= What is being asked =
The answer must consist of every record below, reproduced exactly.

= Supplied entries =
----

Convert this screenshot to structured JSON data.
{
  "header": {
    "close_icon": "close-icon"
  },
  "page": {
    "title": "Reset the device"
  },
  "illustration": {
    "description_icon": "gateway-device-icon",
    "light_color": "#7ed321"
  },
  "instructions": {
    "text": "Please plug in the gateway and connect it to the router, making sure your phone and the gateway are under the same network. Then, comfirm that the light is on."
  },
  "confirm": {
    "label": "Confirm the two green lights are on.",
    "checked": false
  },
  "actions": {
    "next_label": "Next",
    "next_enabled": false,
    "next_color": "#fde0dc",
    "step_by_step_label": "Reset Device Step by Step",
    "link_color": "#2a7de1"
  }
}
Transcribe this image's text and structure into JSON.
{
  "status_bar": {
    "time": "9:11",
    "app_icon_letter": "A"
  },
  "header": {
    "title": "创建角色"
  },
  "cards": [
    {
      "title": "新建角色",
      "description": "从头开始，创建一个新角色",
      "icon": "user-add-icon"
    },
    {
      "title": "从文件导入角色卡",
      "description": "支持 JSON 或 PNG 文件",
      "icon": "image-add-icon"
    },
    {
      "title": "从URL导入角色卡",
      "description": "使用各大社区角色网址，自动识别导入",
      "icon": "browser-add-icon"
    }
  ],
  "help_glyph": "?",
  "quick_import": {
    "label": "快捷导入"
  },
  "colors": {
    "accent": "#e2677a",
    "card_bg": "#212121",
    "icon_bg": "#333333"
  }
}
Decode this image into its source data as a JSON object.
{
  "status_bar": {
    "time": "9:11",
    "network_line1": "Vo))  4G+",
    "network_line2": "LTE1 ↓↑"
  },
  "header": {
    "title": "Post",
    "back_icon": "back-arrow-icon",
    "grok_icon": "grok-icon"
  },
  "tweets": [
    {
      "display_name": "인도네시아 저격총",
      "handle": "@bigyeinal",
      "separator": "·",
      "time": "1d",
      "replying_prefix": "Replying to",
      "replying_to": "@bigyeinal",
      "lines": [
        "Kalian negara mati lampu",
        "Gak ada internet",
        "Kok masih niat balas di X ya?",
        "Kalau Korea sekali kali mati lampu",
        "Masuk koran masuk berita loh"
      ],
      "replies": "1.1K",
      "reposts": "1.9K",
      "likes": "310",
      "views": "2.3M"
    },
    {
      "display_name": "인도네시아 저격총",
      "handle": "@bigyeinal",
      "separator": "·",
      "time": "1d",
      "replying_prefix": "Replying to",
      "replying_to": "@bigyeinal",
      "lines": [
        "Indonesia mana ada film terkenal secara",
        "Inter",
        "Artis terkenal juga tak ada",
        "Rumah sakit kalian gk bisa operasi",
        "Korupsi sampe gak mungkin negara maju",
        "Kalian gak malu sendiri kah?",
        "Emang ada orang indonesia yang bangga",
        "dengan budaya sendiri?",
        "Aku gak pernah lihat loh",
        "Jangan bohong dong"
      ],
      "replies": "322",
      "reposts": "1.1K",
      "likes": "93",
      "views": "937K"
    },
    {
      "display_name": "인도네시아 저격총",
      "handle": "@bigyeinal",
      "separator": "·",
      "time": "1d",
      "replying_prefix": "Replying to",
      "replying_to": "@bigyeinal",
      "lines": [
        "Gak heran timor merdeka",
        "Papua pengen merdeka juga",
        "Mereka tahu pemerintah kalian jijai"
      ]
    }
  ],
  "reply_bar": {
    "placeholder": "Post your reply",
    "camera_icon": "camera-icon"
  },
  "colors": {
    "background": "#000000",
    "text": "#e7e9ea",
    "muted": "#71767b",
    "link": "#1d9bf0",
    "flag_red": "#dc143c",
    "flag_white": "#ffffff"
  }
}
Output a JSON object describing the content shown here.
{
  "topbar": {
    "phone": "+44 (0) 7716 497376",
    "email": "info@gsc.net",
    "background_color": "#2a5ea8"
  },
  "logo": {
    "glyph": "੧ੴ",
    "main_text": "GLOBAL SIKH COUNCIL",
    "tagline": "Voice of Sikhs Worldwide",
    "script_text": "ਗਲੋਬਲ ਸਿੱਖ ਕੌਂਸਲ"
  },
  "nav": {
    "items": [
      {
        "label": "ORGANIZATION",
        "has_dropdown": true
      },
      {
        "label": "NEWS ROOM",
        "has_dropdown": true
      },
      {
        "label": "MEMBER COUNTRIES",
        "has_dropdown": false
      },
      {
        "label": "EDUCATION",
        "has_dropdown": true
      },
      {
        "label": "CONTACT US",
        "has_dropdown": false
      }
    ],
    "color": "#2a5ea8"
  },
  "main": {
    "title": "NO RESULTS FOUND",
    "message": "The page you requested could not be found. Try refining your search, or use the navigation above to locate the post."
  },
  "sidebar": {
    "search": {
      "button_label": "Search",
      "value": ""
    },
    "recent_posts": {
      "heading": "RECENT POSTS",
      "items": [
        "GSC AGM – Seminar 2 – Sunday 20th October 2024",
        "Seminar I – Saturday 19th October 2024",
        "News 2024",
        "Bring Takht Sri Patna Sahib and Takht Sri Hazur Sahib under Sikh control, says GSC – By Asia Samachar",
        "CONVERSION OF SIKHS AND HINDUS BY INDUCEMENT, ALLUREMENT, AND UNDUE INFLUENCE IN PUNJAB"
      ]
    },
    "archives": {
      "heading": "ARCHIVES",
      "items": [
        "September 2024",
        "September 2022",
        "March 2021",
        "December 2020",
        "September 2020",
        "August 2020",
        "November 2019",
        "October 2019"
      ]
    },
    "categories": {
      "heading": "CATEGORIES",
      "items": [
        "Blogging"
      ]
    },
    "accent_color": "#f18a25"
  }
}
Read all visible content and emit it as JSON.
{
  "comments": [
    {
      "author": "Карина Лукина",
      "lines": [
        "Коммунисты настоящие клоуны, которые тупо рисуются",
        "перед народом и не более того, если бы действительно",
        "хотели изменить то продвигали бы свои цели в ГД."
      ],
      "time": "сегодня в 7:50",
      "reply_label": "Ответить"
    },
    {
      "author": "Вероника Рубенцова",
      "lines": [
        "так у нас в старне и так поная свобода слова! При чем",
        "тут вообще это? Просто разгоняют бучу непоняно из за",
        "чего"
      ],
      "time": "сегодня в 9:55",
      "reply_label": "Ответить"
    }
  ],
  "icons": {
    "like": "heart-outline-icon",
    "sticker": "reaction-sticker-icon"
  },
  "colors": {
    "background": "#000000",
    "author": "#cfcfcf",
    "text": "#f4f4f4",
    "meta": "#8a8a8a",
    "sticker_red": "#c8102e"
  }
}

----

= Completed task =
Convert this screenshot to structured JSON data.
{
  "header": {
    "close_icon": "close-icon"
  },
  "page": {
    "title": "Reset the device"
  },
  "illustration": {
    "description_icon": "gateway-device-icon",
    "light_color": "#7ed321"
  },
  "instructions": {
    "text": "Please plug in the gateway and connect it to the router, making sure your phone and the gateway are under the same network. Then, comfirm that the light is on."
  },
  "confirm": {
    "label": "Confirm the two green lights are on.",
    "checked": false
  },
  "actions": {
    "next_label": "Next",
    "next_enabled": false,
    "next_color": "#fde0dc",
    "step_by_step_label": "Reset Device Step by Step",
    "link_color": "#2a7de1"
  }
}
Transcribe this image's text and structure into JSON.
{
  "status_bar": {
    "time": "9:11",
    "app_icon_letter": "A"
  },
  "header": {
    "title": "创建角色"
  },
  "cards": [
    {
      "title": "新建角色",
      "description": "从头开始，创建一个新角色",
      "icon": "user-add-icon"
    },
    {
      "title": "从文件导入角色卡",
      "description": "支持 JSON 或 PNG 文件",
      "icon": "image-add-icon"
    },
    {
      "title": "从URL导入角色卡",
      "description": "使用各大社区角色网址，自动识别导入",
      "icon": "browser-add-icon"
    }
  ],
  "help_glyph": "?",
  "quick_import": {
    "label": "快捷导入"
  },
  "colors": {
    "accent": "#e2677a",
    "card_bg": "#212121",
    "icon_bg": "#333333"
  }
}
Decode this image into its source data as a JSON object.
{
  "status_bar": {
    "time": "9:11",
    "network_line1": "Vo))  4G+",
    "network_line2": "LTE1 ↓↑"
  },
  "header": {
    "title": "Post",
    "back_icon": "back-arrow-icon",
    "grok_icon": "grok-icon"
  },
  "tweets": [
    {
      "display_name": "인도네시아 저격총",
      "handle": "@bigyeinal",
      "separator": "·",
      "time": "1d",
      "replying_prefix": "Replying to",
      "replying_to": "@bigyeinal",
      "lines": [
        "Kalian negara mati lampu",
        "Gak ada internet",
        "Kok masih niat balas di X ya?",
        "Kalau Korea sekali kali mati lampu",
        "Masuk koran masuk berita loh"
      ],
      "replies": "1.1K",
      "reposts": "1.9K",
      "likes": "310",
      "views": "2.3M"
    },
    {
      "display_name": "인도네시아 저격총",
      "handle": "@bigyeinal",
      "separator": "·",
      "time": "1d",
      "replying_prefix": "Replying to",
      "replying_to": "@bigyeinal",
      "lines": [
        "Indonesia mana ada film terkenal secara",
        "Inter",
        "Artis terkenal juga tak ada",
        "Rumah sakit kalian gk bisa operasi",
        "Korupsi sampe gak mungkin negara maju",
        "Kalian gak malu sendiri kah?",
        "Emang ada orang indonesia yang bangga",
        "dengan budaya sendiri?",
        "Aku gak pernah lihat loh",
        "Jangan bohong dong"
      ],
      "replies": "322",
      "reposts": "1.1K",
      "likes": "93",
      "views": "937K"
    },
    {
      "display_name": "인도네시아 저격총",
      "handle": "@bigyeinal",
      "separator": "·",
      "time": "1d",
      "replying_prefix": "Replying to",
      "replying_to": "@bigyeinal",
      "lines": [
        "Gak heran timor merdeka",
        "Papua pengen merdeka juga",
        "Mereka tahu pemerintah kalian jijai"
      ]
    }
  ],
  "reply_bar": {
    "placeholder": "Post your reply",
    "camera_icon": "camera-icon"
  },
  "colors": {
    "background": "#000000",
    "text": "#e7e9ea",
    "muted": "#71767b",
    "link": "#1d9bf0",
    "flag_red": "#dc143c",
    "flag_white": "#ffffff"
  }
}
Output a JSON object describing the content shown here.
{
  "topbar": {
    "phone": "+44 (0) 7716 497376",
    "email": "info@gsc.net",
    "background_color": "#2a5ea8"
  },
  "logo": {
    "glyph": "੧ੴ",
    "main_text": "GLOBAL SIKH COUNCIL",
    "tagline": "Voice of Sikhs Worldwide",
    "script_text": "ਗਲੋਬਲ ਸਿੱਖ ਕੌਂਸਲ"
  },
  "nav": {
    "items": [
      {
        "label": "ORGANIZATION",
        "has_dropdown": true
      },
      {
        "label": "NEWS ROOM",
        "has_dropdown": true
      },
      {
        "label": "MEMBER COUNTRIES",
        "has_dropdown": false
      },
      {
        "label": "EDUCATION",
        "has_dropdown": true
      },
      {
        "label": "CONTACT US",
        "has_dropdown": false
      }
    ],
    "color": "#2a5ea8"
  },
  "main": {
    "title": "NO RESULTS FOUND",
    "message": "The page you requested could not be found. Try refining your search, or use the navigation above to locate the post."
  },
  "sidebar": {
    "search": {
      "button_label": "Search",
      "value": ""
    },
    "recent_posts": {
      "heading": "RECENT POSTS",
      "items": [
        "GSC AGM – Seminar 2 – Sunday 20th October 2024",
        "Seminar I – Saturday 19th October 2024",
        "News 2024",
        "Bring Takht Sri Patna Sahib and Takht Sri Hazur Sahib under Sikh control, says GSC – By Asia Samachar",
        "CONVERSION OF SIKHS AND HINDUS BY INDUCEMENT, ALLUREMENT, AND UNDUE INFLUENCE IN PUNJAB"
      ]
    },
    "archives": {
      "heading": "ARCHIVES",
      "items": [
        "September 2024",
        "September 2022",
        "March 2021",
        "December 2020",
        "September 2020",
        "August 2020",
        "November 2019",
        "October 2019"
      ]
    },
    "categories": {
      "heading": "CATEGORIES",
      "items": [
        "Blogging"
      ]
    },
    "accent_color": "#f18a25"
  }
}
Read all visible content and emit it as JSON.
{
  "comments": [
    {
      "author": "Карина Лукина",
      "lines": [
        "Коммунисты настоящие клоуны, которые тупо рисуются",
        "перед народом и не более того, если бы действительно",
        "хотели изменить то продвигали бы свои цели в ГД."
      ],
      "time": "сегодня в 7:50",
      "reply_label": "Ответить"
    },
    {
      "author": "Вероника Рубенцова",
      "lines": [
        "так у нас в старне и так поная свобода слова! При чем",
        "тут вообще это? Просто разгоняют бучу непоняно из за",
        "чего"
      ],
      "time": "сегодня в 9:55",
      "reply_label": "Ответить"
    }
  ],
  "icons": {
    "like": "heart-outline-icon",
    "sticker": "reaction-sticker-icon"
  },
  "colors": {
    "background": "#000000",
    "author": "#cfcfcf",
    "text": "#f4f4f4",
    "meta": "#8a8a8a",
    "sticker_red": "#c8102e"
  }
}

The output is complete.